Composting toilets have been around for generations in one form or another. Scandinavian countries first made these toilets commercially viable during the 1960s. With dozens of manufacturers and a range of features available, it can be difficult to determine the right type of composting toilet for your needs. Issues that should be addressed when comparing composting toilets include an understanding of the two main types, their functionality, maintenance, location issues and costs.
There are two general types of composting toilets: self-contained and remote. Self-contained toilets have the composting bin near or under the seat of the toilet. Remote units use pipe to move human waste to another location where the compost bin is located. Each type can be either passive or active. Passive composting means that natural decomposition occurs over time, while active composting uses fans, pumps and mixers to speed up the process. Self-contained composting toilets are smaller and less expensive. Remote toilets resemble conventional toilets.
Both types of composting toilets have similar functionality. There is no odor or wasted material from the compost. Toilets using active composting require electricity to function, while passive toilets can be used without any modern utility. Self-contained units are a more viable option for small homes or for use by fewer than three people on a daily basis. Remote units, also called split models, are more suitable for residences with many people or heavy daily use.
Monitoring and maintenance are important in the use of composting toilets. Of the two main types, remote models are easier to maintain because the toilets themselves are free of the composting process. Comparison of passive and active composting shows that passive methods are easier to monitor and maintain, because there are no moving parts to clean or watch over.
One considerable advantage remote composting toilets have over self-contained units is versatility in location. Self-contained units require access to the composting unit from the rear; therefore, having the toilet located against an exterior wall is almost essential to the operation of the unit.
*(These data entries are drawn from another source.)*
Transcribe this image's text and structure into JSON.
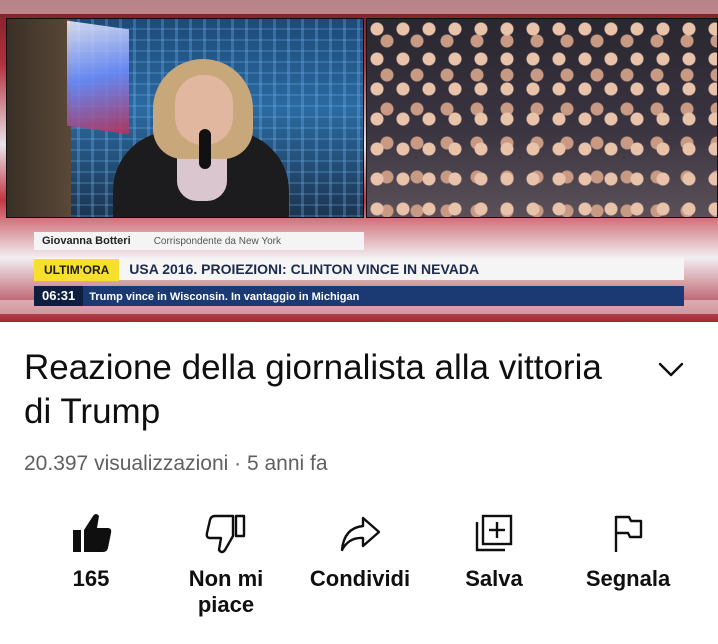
{
  "video": {
    "name_bar": {
      "name": "Giovanna Botteri",
      "role": "Corrispondente da New York"
    },
    "breaking": {
      "tag": "ULTIM'ORA",
      "headline": "USA 2016. PROIEZIONI: CLINTON VINCE IN NEVADA"
    },
    "ticker": {
      "time": "06:31",
      "text": "Trump vince in Wisconsin. In vantaggio in Michigan"
    }
  },
  "details": {
    "title": "Reazione della giornalista alla vittoria di Trump",
    "views": "20.397 visualizzazioni",
    "separator": " · ",
    "age": "5 anni fa"
  },
  "actions": {
    "like_count": "165",
    "dislike_line1": "Non mi",
    "dislike_line2": "piace",
    "share": "Condividi",
    "save": "Salva",
    "report": "Segnala"
  },
  "icons": {
    "expand": "chevron-down-icon",
    "like": "thumbs-up-filled-icon",
    "dislike": "thumbs-down-outline-icon",
    "share": "share-arrow-icon",
    "save": "add-to-playlist-icon",
    "report": "flag-icon"
  },
  "colors": {
    "text": "#0f0f0f",
    "secondary": "#606060",
    "ticker_blue": "#1b3a73",
    "tag_yellow": "#f6df2d"
  }
}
Remote models use a piping system to a central composting unit or "reactor." While the reactor must use an exterior wall for disposal, the toilets themselves can be placed against any wall as long as there is a system in place to deliver the waste to the reactor.
Self-contained units require frequent monitoring compared to remote models, because they fill up faster. Self-contained units also require more cleaning because of their small size. Remote models cost more and require more complex installation. Remote models also use additional plumbing, possibly requiring a professional to install the pipes. While self-contained units have a location issue, remote units take up more space.